Questions to ask identity monitoring providers:
What kinds of information do you check, and how often? For example, does the service check databases that show payday loan applications to see if someone is misusing your information to get a loan?
What personal information do you need from me and how will you use my information?
Are other services included with the identity monitoring service? Do they cost extra?
Identity recovery services are designed to help you regain control of your good name and finances after identity theft occurs. Usually, trained counselors or case managers walk you through the process of addressing your identity theft problems. They may help you write letters to creditors and debt collectors, place a freeze on your credit report to prevent an identity thief from opening new accounts in your name or guide you through documents you have to review. Some services will represent you in dealing with creditors or other institutions if you formally grant them the authority to act on your behalf.

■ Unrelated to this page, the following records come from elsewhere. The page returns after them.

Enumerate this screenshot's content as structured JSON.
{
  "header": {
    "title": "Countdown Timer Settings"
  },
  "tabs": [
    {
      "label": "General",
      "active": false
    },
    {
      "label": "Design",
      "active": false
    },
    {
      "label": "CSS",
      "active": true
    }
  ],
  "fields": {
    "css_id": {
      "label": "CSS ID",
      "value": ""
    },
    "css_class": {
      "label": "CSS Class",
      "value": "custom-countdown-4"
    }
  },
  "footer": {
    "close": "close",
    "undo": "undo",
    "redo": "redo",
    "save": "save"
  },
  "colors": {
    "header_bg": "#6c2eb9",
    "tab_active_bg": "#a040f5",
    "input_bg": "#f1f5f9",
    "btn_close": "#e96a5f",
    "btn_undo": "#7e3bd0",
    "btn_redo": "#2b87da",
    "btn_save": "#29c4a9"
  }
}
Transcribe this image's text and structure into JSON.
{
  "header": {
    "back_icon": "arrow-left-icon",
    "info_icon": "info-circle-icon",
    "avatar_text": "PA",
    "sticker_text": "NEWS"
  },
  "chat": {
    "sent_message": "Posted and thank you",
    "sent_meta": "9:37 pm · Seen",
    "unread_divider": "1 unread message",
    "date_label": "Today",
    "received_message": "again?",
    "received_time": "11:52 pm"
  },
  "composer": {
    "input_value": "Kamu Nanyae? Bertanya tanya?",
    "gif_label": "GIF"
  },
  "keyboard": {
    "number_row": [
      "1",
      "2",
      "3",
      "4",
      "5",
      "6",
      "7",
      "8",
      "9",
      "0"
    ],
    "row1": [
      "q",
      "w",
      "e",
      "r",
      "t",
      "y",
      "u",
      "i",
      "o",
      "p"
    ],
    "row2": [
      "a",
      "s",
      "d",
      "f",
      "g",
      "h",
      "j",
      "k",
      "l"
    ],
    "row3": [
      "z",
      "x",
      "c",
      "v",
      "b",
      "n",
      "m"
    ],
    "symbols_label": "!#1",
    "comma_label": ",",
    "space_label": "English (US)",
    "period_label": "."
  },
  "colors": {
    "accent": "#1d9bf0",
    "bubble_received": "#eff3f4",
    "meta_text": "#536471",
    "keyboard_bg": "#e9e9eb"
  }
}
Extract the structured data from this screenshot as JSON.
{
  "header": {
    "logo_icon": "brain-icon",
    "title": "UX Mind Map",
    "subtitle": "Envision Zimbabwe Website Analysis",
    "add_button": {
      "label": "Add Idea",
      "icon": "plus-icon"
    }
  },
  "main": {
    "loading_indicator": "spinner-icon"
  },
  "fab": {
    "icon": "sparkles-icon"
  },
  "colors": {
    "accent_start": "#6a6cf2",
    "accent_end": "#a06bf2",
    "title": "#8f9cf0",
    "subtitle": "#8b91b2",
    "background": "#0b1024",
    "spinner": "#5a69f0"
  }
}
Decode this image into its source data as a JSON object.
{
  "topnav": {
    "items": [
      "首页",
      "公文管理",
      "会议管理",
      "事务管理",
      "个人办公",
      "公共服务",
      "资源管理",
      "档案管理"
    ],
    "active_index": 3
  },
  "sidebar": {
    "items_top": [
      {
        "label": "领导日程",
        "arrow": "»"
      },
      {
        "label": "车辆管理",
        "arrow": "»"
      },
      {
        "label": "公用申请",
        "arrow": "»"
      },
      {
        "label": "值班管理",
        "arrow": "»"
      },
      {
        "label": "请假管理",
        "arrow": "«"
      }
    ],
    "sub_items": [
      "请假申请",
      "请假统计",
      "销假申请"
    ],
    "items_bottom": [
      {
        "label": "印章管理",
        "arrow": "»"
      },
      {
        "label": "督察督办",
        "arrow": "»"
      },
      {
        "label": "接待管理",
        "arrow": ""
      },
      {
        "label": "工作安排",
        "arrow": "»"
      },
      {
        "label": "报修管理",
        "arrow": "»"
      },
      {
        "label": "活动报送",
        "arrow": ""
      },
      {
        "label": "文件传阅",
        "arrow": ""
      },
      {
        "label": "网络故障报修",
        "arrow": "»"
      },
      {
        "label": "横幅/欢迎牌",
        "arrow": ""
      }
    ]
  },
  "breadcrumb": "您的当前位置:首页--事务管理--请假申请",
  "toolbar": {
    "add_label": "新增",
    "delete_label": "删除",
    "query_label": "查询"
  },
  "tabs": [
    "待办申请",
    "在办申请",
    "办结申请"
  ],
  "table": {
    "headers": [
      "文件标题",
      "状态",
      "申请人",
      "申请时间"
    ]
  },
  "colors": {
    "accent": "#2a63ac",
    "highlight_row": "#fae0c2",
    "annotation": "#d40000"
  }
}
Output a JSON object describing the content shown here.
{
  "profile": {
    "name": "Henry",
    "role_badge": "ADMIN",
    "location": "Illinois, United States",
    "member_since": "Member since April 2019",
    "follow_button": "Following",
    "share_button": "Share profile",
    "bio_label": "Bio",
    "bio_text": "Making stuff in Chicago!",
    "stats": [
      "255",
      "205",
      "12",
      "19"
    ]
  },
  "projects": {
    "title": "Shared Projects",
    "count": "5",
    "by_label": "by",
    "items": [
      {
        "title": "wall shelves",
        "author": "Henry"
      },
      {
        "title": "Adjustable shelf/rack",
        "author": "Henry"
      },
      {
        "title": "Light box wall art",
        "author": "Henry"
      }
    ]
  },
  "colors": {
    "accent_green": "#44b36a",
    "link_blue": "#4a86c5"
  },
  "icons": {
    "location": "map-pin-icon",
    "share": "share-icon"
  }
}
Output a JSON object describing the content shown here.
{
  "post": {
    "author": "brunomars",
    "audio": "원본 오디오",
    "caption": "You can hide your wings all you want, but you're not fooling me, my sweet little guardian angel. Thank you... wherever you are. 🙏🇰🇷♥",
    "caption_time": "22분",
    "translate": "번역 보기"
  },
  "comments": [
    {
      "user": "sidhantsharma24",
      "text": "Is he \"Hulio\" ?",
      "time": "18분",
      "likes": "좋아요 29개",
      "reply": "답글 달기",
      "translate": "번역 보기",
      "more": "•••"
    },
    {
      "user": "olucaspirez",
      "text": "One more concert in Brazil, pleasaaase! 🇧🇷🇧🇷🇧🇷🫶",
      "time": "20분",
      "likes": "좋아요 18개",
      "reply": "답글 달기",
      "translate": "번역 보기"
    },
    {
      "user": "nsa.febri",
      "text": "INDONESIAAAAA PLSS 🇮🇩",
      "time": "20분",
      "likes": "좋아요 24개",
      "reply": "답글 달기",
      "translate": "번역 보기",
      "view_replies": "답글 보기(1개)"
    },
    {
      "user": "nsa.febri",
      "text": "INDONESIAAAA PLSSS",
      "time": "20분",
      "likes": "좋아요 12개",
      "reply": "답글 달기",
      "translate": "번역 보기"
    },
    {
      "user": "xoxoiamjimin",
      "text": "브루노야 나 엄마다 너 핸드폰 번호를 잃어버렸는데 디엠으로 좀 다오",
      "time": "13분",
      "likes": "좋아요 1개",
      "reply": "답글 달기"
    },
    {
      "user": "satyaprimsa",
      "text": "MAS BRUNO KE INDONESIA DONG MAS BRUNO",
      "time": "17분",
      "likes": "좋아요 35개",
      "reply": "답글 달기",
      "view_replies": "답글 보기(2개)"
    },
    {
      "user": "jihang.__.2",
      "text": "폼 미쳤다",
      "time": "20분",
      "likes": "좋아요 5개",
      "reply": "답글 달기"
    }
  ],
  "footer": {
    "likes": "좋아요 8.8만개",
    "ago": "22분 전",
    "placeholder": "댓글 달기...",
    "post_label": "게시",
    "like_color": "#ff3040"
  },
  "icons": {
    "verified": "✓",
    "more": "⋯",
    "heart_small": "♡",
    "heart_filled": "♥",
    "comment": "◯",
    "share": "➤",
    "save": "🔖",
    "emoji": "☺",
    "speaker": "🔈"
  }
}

As with any insurance policy, there may be a deductible, as well as limitations and exclusions. Also, most policies don’t pay if your loss is otherwise covered by your homeowner’s or renter’s insurance. If you’re interested in identity theft insurance, ask to see a copy of the company’s terms and conditions.
The issue of identity theft is swimming at a very high rate in the U.S. Over 13 million cases are reported every year. This is not a time to resort to being careful only as carefulness without commensurate action might not yield results. Identity theft protection insurance companies are everywhere. They help to monitor as well as recover stolen items. Your identity is your strength and when tampered with, your reputation and integrity are on the line.